**What is required**
Set every record down again, identical to the original.

**Data to process**
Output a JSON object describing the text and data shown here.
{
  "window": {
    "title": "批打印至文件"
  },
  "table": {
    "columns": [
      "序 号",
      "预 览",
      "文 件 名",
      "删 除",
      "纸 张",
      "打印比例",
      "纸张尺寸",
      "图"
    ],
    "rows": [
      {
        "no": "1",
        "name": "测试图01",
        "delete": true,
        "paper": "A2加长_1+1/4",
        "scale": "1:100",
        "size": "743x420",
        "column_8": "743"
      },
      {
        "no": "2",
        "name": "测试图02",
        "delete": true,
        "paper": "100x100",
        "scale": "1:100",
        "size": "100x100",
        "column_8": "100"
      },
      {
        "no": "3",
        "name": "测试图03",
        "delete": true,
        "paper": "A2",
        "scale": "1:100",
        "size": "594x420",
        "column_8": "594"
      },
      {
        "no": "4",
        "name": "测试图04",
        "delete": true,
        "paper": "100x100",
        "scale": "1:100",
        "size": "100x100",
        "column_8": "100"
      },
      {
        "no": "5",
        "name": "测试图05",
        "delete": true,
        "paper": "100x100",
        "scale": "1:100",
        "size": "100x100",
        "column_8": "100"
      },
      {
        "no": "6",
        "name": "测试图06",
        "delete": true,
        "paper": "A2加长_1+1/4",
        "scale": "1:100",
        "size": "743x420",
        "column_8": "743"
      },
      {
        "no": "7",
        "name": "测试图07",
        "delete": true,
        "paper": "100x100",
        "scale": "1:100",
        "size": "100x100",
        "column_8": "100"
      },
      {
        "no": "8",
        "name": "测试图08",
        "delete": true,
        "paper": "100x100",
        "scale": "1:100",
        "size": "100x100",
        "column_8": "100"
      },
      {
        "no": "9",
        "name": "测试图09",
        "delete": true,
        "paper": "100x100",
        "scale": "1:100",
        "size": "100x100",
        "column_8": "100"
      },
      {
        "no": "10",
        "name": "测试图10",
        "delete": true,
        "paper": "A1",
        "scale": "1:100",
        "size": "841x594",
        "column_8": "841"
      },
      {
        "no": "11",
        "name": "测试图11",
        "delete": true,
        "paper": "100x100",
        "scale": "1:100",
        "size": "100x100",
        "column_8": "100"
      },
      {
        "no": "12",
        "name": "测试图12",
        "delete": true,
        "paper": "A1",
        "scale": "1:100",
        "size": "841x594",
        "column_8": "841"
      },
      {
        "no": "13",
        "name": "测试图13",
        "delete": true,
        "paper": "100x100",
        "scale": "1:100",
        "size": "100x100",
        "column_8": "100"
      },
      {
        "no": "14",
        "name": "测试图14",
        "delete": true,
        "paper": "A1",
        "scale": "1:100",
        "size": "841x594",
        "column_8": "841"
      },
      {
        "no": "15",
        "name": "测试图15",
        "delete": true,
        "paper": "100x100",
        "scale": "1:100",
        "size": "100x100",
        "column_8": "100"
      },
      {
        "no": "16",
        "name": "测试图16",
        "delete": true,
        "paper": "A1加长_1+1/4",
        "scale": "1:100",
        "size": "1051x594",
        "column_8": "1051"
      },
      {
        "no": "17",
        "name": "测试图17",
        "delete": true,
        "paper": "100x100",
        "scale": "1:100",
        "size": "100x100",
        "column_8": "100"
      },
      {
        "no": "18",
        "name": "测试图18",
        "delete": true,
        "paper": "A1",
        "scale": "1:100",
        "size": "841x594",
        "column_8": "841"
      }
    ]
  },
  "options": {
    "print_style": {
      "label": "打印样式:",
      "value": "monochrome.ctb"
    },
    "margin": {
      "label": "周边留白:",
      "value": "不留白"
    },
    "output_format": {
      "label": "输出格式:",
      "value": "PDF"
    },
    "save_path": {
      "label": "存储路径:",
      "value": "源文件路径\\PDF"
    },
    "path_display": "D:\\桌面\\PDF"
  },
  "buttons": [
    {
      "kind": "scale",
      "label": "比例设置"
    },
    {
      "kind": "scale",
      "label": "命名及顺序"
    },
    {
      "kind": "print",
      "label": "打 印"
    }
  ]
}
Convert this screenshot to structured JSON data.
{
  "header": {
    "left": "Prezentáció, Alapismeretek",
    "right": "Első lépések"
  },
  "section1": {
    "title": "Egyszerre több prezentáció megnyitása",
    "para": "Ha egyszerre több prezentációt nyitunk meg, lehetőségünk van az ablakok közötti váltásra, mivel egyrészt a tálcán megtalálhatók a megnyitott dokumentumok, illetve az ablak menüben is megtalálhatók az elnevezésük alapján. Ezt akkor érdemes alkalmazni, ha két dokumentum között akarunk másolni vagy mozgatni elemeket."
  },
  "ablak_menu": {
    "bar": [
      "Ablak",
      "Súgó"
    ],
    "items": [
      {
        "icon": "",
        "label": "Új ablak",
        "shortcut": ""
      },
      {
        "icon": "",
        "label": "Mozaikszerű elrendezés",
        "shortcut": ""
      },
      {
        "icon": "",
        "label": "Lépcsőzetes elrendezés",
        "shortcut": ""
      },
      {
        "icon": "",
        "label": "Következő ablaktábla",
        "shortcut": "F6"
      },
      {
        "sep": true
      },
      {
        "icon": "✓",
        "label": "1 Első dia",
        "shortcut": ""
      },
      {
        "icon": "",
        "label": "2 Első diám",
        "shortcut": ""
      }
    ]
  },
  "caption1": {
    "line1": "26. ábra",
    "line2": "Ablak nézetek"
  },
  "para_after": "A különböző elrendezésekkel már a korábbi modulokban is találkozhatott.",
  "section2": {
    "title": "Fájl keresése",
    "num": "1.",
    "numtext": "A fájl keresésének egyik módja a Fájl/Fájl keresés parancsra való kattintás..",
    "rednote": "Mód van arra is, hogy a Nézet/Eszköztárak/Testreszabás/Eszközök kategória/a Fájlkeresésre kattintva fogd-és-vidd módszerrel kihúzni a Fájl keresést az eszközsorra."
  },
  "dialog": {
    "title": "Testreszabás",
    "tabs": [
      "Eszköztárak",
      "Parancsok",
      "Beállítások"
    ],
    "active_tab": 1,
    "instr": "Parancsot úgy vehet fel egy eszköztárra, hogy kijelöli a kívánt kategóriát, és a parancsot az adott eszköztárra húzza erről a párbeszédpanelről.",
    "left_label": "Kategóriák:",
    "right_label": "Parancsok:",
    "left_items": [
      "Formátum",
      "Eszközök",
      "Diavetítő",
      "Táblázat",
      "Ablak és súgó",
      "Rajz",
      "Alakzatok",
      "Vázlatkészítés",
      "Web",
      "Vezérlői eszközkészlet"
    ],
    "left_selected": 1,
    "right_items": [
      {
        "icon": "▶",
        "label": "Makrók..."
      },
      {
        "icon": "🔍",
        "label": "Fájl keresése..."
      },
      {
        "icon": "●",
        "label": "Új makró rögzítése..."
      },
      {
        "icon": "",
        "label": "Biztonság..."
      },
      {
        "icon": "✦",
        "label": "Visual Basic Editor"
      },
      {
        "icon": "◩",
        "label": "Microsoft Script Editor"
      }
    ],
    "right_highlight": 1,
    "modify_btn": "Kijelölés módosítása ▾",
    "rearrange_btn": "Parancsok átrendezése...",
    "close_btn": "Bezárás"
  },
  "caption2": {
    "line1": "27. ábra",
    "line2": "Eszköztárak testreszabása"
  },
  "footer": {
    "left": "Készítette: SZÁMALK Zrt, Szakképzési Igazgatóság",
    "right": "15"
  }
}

**Answer**
Output a JSON object describing the text and data shown here.
{
  "window": {
    "title": "批打印至文件"
  },
  "table": {
    "columns": [
      "序 号",
      "预 览",
      "文 件 名",
      "删 除",
      "纸 张",
      "打印比例",
      "纸张尺寸",
      "图"
    ],
    "rows": [
      {
        "no": "1",
        "name": "测试图01",
        "delete": true,
        "paper": "A2加长_1+1/4",
        "scale": "1:100",
        "size": "743x420",
        "column_8": "743"
      },
      {
        "no": "2",
        "name": "测试图02",
        "delete": true,
        "paper": "100x100",
        "scale": "1:100",
        "size": "100x100",
        "column_8": "100"
      },
      {
        "no": "3",
        "name": "测试图03",
        "delete": true,
        "paper": "A2",
        "scale": "1:100",
        "size": "594x420",
        "column_8": "594"
      },
      {
        "no": "4",
        "name": "测试图04",
        "delete": true,
        "paper": "100x100",
        "scale": "1:100",
        "size": "100x100",
        "column_8": "100"
      },
      {
        "no": "5",
        "name": "测试图05",
        "delete": true,
        "paper": "100x100",
        "scale": "1:100",
        "size": "100x100",
        "column_8": "100"
      },
      {
        "no": "6",
        "name": "测试图06",
        "delete": true,
        "paper": "A2加长_1+1/4",
        "scale": "1:100",
        "size": "743x420",
        "column_8": "743"
      },
      {
        "no": "7",
        "name": "测试图07",
        "delete": true,
        "paper": "100x100",
        "scale": "1:100",
        "size": "100x100",
        "column_8": "100"
      },
      {
        "no": "8",
        "name": "测试图08",
        "delete": true,
        "paper": "100x100",
        "scale": "1:100",
        "size": "100x100",
        "column_8": "100"
      },
      {
        "no": "9",
        "name": "测试图09",
        "delete": true,
        "paper": "100x100",
        "scale": "1:100",
        "size": "100x100",
        "column_8": "100"
      },
      {
        "no": "10",
        "name": "测试图10",
        "delete": true,
        "paper": "A1",
        "scale": "1:100",
        "size": "841x594",
        "column_8": "841"
      },
      {
        "no": "11",
        "name": "测试图11",
        "delete": true,
        "paper": "100x100",
        "scale": "1:100",
        "size": "100x100",
        "column_8": "100"
      },
      {
        "no": "12",
        "name": "测试图12",
        "delete": true,
        "paper": "A1",
        "scale": "1:100",
        "size": "841x594",
        "column_8": "841"
      },
      {
        "no": "13",
        "name": "测试图13",
        "delete": true,
        "paper": "100x100",
        "scale": "1:100",
        "size": "100x100",
        "column_8": "100"
      },
      {
        "no": "14",
        "name": "测试图14",
        "delete": true,
        "paper": "A1",
        "scale": "1:100",
        "size": "841x594",
        "column_8": "841"
      },
      {
        "no": "15",
        "name": "测试图15",
        "delete": true,
        "paper": "100x100",
        "scale": "1:100",
        "size": "100x100",
        "column_8": "100"
      },
      {
        "no": "16",
        "name": "测试图16",
        "delete": true,
        "paper": "A1加长_1+1/4",
        "scale": "1:100",
        "size": "1051x594",
        "column_8": "1051"
      },
      {
        "no": "17",
        "name": "测试图17",
        "delete": true,
        "paper": "100x100",
        "scale": "1:100",
        "size": "100x100",
        "column_8": "100"
      },
      {
        "no": "18",
        "name": "测试图18",
        "delete": true,
        "paper": "A1",
        "scale": "1:100",
        "size": "841x594",
        "column_8": "841"
      }
    ]
  },
  "options": {
    "print_style": {
      "label": "打印样式:",
      "value": "monochrome.ctb"
    },
    "margin": {
      "label": "周边留白:",
      "value": "不留白"
    },
    "output_format": {
      "label": "输出格式:",
      "value": "PDF"
    },
    "save_path": {
      "label": "存储路径:",
      "value": "源文件路径\\PDF"
    },
    "path_display": "D:\\桌面\\PDF"
  },
  "buttons": [
    {
      "kind": "scale",
      "label": "比例设置"
    },
    {
      "kind": "scale",
      "label": "命名及顺序"
    },
    {
      "kind": "print",
      "label": "打 印"
    }
  ]
}
Convert this screenshot to structured JSON data.
{
  "header": {
    "left": "Prezentáció, Alapismeretek",
    "right": "Első lépések"
  },
  "section1": {
    "title": "Egyszerre több prezentáció megnyitása",
    "para": "Ha egyszerre több prezentációt nyitunk meg, lehetőségünk van az ablakok közötti váltásra, mivel egyrészt a tálcán megtalálhatók a megnyitott dokumentumok, illetve az ablak menüben is megtalálhatók az elnevezésük alapján. Ezt akkor érdemes alkalmazni, ha két dokumentum között akarunk másolni vagy mozgatni elemeket."
  },
  "ablak_menu": {
    "bar": [
      "Ablak",
      "Súgó"
    ],
    "items": [
      {
        "icon": "",
        "label": "Új ablak",
        "shortcut": ""
      },
      {
        "icon": "",
        "label": "Mozaikszerű elrendezés",
        "shortcut": ""
      },
      {
        "icon": "",
        "label": "Lépcsőzetes elrendezés",
        "shortcut": ""
      },
      {
        "icon": "",
        "label": "Következő ablaktábla",
        "shortcut": "F6"
      },
      {
        "sep": true
      },
      {
        "icon": "✓",
        "label": "1 Első dia",
        "shortcut": ""
      },
      {
        "icon": "",
        "label": "2 Első diám",
        "shortcut": ""
      }
    ]
  },
  "caption1": {
    "line1": "26. ábra",
    "line2": "Ablak nézetek"
  },
  "para_after": "A különböző elrendezésekkel már a korábbi modulokban is találkozhatott.",
  "section2": {
    "title": "Fájl keresése",
    "num": "1.",
    "numtext": "A fájl keresésének egyik módja a Fájl/Fájl keresés parancsra való kattintás..",
    "rednote": "Mód van arra is, hogy a Nézet/Eszköztárak/Testreszabás/Eszközök kategória/a Fájlkeresésre kattintva fogd-és-vidd módszerrel kihúzni a Fájl keresést az eszközsorra."
  },
  "dialog": {
    "title": "Testreszabás",
    "tabs": [
      "Eszköztárak",
      "Parancsok",
      "Beállítások"
    ],
    "active_tab": 1,
    "instr": "Parancsot úgy vehet fel egy eszköztárra, hogy kijelöli a kívánt kategóriát, és a parancsot az adott eszköztárra húzza erről a párbeszédpanelről.",
    "left_label": "Kategóriák:",
    "right_label": "Parancsok:",
    "left_items": [
      "Formátum",
      "Eszközök",
      "Diavetítő",
      "Táblázat",
      "Ablak és súgó",
      "Rajz",
      "Alakzatok",
      "Vázlatkészítés",
      "Web",
      "Vezérlői eszközkészlet"
    ],
    "left_selected": 1,
    "right_items": [
      {
        "icon": "▶",
        "label": "Makrók..."
      },
      {
        "icon": "🔍",
        "label": "Fájl keresése..."
      },
      {
        "icon": "●",
        "label": "Új makró rögzítése..."
      },
      {
        "icon": "",
        "label": "Biztonság..."
      },
      {
        "icon": "✦",
        "label": "Visual Basic Editor"
      },
      {
        "icon": "◩",
        "label": "Microsoft Script Editor"
      }
    ],
    "right_highlight": 1,
    "modify_btn": "Kijelölés módosítása ▾",
    "rearrange_btn": "Parancsok átrendezése...",
    "close_btn": "Bezárás"
  },
  "caption2": {
    "line1": "27. ábra",
    "line2": "Eszköztárak testreszabása"
  },
  "footer": {
    "left": "Készítette: SZÁMALK Zrt, Szakképzési Igazgatóság",
    "right": "15"
  }
}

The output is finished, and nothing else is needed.